USPTO Recognizes Exclusivity in Surname Trademark for Wine

On November 7, 2014, the Trademark Trial and Appeal Board of the U.S. Patent and Trademark Office issued an opinion upholding the refusal to register the trademark BARTON FAMILY WINERY for wine based on a prior trademark registration for THOMAS BARTON, also for wine.  A copy of the opinion may be found here. While this is a non-precedential case, it does reflect fairly well-settled law concerning surnames and similarity between marks and is worth reviewing for members of an industry where surname trademarks are prevalent.  Essentially, the Board found that “BARTON” was the dominant portion of the mark BARTON FAMILY WINES as “BARTON” is the first term in the mark and the terms “FAMILY WINERY” are merely descriptive of applicant’s business operations.  In comparing this to THOMAS BARTON, the Board held that consumers would view BARTON FAMILY WINES as a line extension from THOMAS BARTON of wines only bearing the BARTON surname.  Thus, the Board held the marks to be similar and given the identical nature of the goods found there to be a likelihood of consumer confusion.

What is perhaps more interesting about this case is that there are apparently six other third-party registrations for “BARTON” marks for alcohol beverages. This usually suggests that a term is weak and not entitled to much protection.  However, the Board discounted these registrations on the basis that there was no evidence of whether these other marks were even used as four of the registrations were not based on use of the mark in commerce and for the two registrations that were based on use, there was no proof of use entered in the record.  It is also notable that the two “BARTON” registrations that were based on use were for trademarks for whiskey.  While the Board did not expressly state that the marks for whiskey were discounted because the marks in dispute were for wine, this seems to have impacted the Board’s view on the matter.  Hindsight is always 20/20, but if the applicant had perhaps put in evidence of third-party use of the term “BARTON” on wine, there may have been a different result as there may have been a different conclusion by the Board as to the strength of the term “BARTON” in the likelihood of confusion analysis.  A search of the COLA database using the ShipCompliant Label Vision program discloses several “BARTON” marks for wine including BARTON & GUESTIER, CHATEAU LEOVILLE BARTON, CHATEAU LANGOA BARTON, CHATEAU MAUVESIN BARTON and LA CROIX BARTON.

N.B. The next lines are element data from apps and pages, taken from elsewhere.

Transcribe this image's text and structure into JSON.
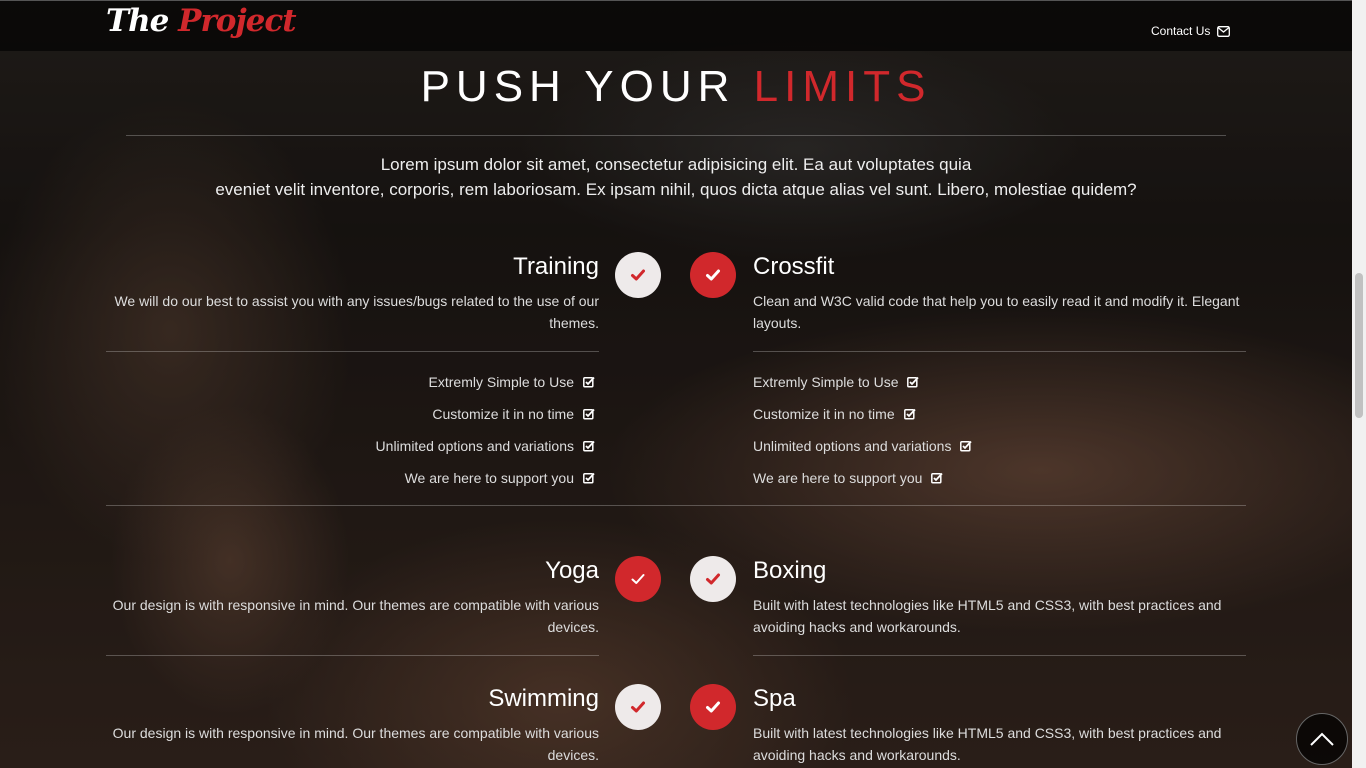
{
  "header": {
    "logo_the": "The",
    "logo_project": "Project",
    "contact_label": "Contact Us"
  },
  "hero": {
    "title_white": "PUSH YOUR",
    "title_red": "LIMITS",
    "lead_line1": "Lorem ipsum dolor sit amet, consectetur adipisicing elit. Ea aut voluptates quia",
    "lead_line2": "eveniet velit inventore, corporis, rem laboriosam. Ex ipsam nihil, quos dicta atque alias vel sunt. Libero, molestiae quidem?"
  },
  "features": {
    "training": {
      "title": "Training",
      "desc": "We will do our best to assist you with any issues/bugs related to the use of our themes.",
      "list": [
        "Extremly Simple to Use",
        "Customize it in no time",
        "Unlimited options and variations",
        "We are here to support you"
      ]
    },
    "crossfit": {
      "title": "Crossfit",
      "desc": "Clean and W3C valid code that help you to easily read it and modify it. Elegant layouts.",
      "list": [
        "Extremly Simple to Use",
        "Customize it in no time",
        "Unlimited options and variations",
        "We are here to support you"
      ]
    },
    "yoga": {
      "title": "Yoga",
      "desc": "Our design is with responsive in mind. Our themes are compatible with various devices."
    },
    "boxing": {
      "title": "Boxing",
      "desc": "Built with latest technologies like HTML5 and CSS3, with best practices and avoiding hacks and workarounds."
    },
    "swimming": {
      "title": "Swimming",
      "desc": "Our design is with responsive in mind. Our themes are compatible with various devices."
    },
    "spa": {
      "title": "Spa",
      "desc": "Built with latest technologies like HTML5 and CSS3, with best practices and avoiding hacks and workarounds."
    }
  },
  "icons": {
    "check": "check-icon",
    "check_square": "check-square-icon",
    "envelope": "envelope-icon",
    "chevron_up": "chevron-up-icon"
  },
  "colors": {
    "accent": "#d1282c",
    "circle_light": "#eeeaea"
  }
}
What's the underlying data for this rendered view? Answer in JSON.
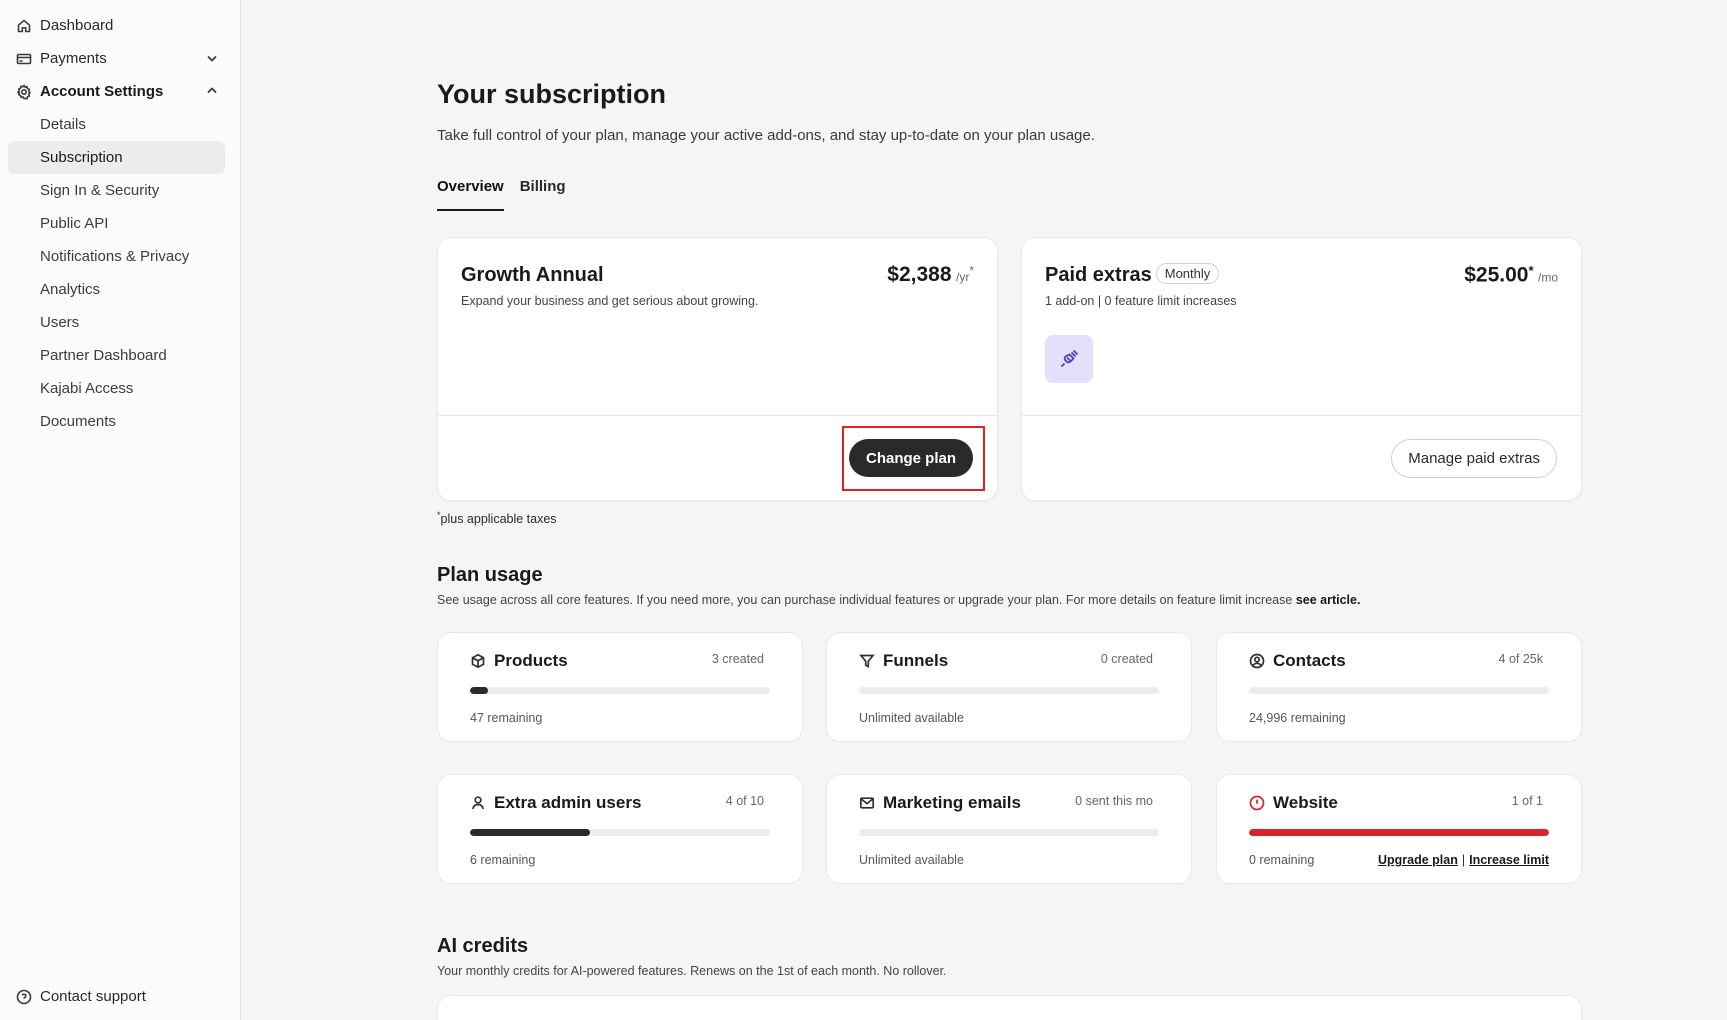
{
  "sidebar": {
    "dashboard": "Dashboard",
    "payments": "Payments",
    "account_settings": "Account Settings",
    "sub_items": [
      "Details",
      "Subscription",
      "Sign In & Security",
      "Public API",
      "Notifications & Privacy",
      "Analytics",
      "Users",
      "Partner Dashboard",
      "Kajabi Access",
      "Documents"
    ],
    "active_item": "Subscription",
    "contact_support": "Contact support"
  },
  "page": {
    "title": "Your subscription",
    "subtitle": "Take full control of your plan, manage your active add-ons, and stay up-to-date on your plan usage."
  },
  "tabs": [
    {
      "label": "Overview",
      "active": true
    },
    {
      "label": "Billing",
      "active": false
    }
  ],
  "plan": {
    "name": "Growth Annual",
    "description": "Expand your business and get serious about growing.",
    "price": "$2,388",
    "period": "/yr",
    "asterisk": "*",
    "button": "Change plan"
  },
  "extras": {
    "title": "Paid extras",
    "badge": "Monthly",
    "description": "1 add-on | 0 feature limit increases",
    "price": "$25.00",
    "asterisk": "*",
    "period": "/mo",
    "button": "Manage paid extras",
    "icon": "plug-icon"
  },
  "tax_note": {
    "asterisk": "*",
    "text": "plus applicable taxes"
  },
  "plan_usage": {
    "title": "Plan usage",
    "subtitle": "See usage across all core features. If you need more, you can purchase individual features or upgrade your plan. For more details on feature limit increase ",
    "link": "see article.",
    "items": [
      {
        "name": "Products",
        "count": "3 created",
        "footer": "47 remaining",
        "fill": 0.06,
        "icon": "box-icon"
      },
      {
        "name": "Funnels",
        "count": "0 created",
        "footer": "Unlimited available",
        "fill": 0,
        "icon": "funnel-icon"
      },
      {
        "name": "Contacts",
        "count": "4 of 25k",
        "footer": "24,996 remaining",
        "fill": 0,
        "icon": "contact-icon"
      },
      {
        "name": "Extra admin users",
        "count": "4 of 10",
        "footer": "6 remaining",
        "fill": 0.4,
        "icon": "user-icon"
      },
      {
        "name": "Marketing emails",
        "count": "0 sent this mo",
        "footer": "Unlimited available",
        "fill": 0,
        "icon": "mail-icon"
      },
      {
        "name": "Website",
        "count": "1 of 1",
        "footer": "0 remaining",
        "fill": 1.0,
        "icon": "alert-icon"
      }
    ],
    "website_links": {
      "upgrade": "Upgrade plan",
      "separator": "|",
      "increase": "Increase limit"
    }
  },
  "ai_credits": {
    "title": "AI credits",
    "subtitle": "Your monthly credits for AI-powered features. Renews on the 1st of each month. No rollover."
  },
  "colors": {
    "accent_dark": "#2b2a28",
    "danger": "#d9232b",
    "highlight_box": "#e0211f",
    "extras_icon_bg": "#e2e0fb"
  }
}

However, even with this additional evidence, the applicant still may not have prevailed given the fact that its mark is essentially BARTON and the only other points of distinction are descriptive terms.  Had applicant’s mark been JAMES BARTON or JONES & BARTON, it may never have even been initially refused by the trademark examiner, and this is perhaps the best take away from this case.  If you are the first to register a surname by itself, e.g., SBRAGIA, the USPTO will likely refuse registration to second-comers that include that surname as part of their mark.  If you are a second-comer and a surname is already registered as part of composite trademark, e.g., THOMAS BARTON, you will be unlikely to obtain registration of the surname by itself or in combination with other descriptive terms and your better course of action would be to adopt a distinctive composite if you want to register the surname, e.g., JAMES BARTON.  These are important considerations when deciding what mark to adopt.

Another interesting side note: the Board repeatedly referred to the “distillation” of wine at a winery facility.  Honest mistake given the range of industries with which the USPTO interacts, but entertaining nonetheless.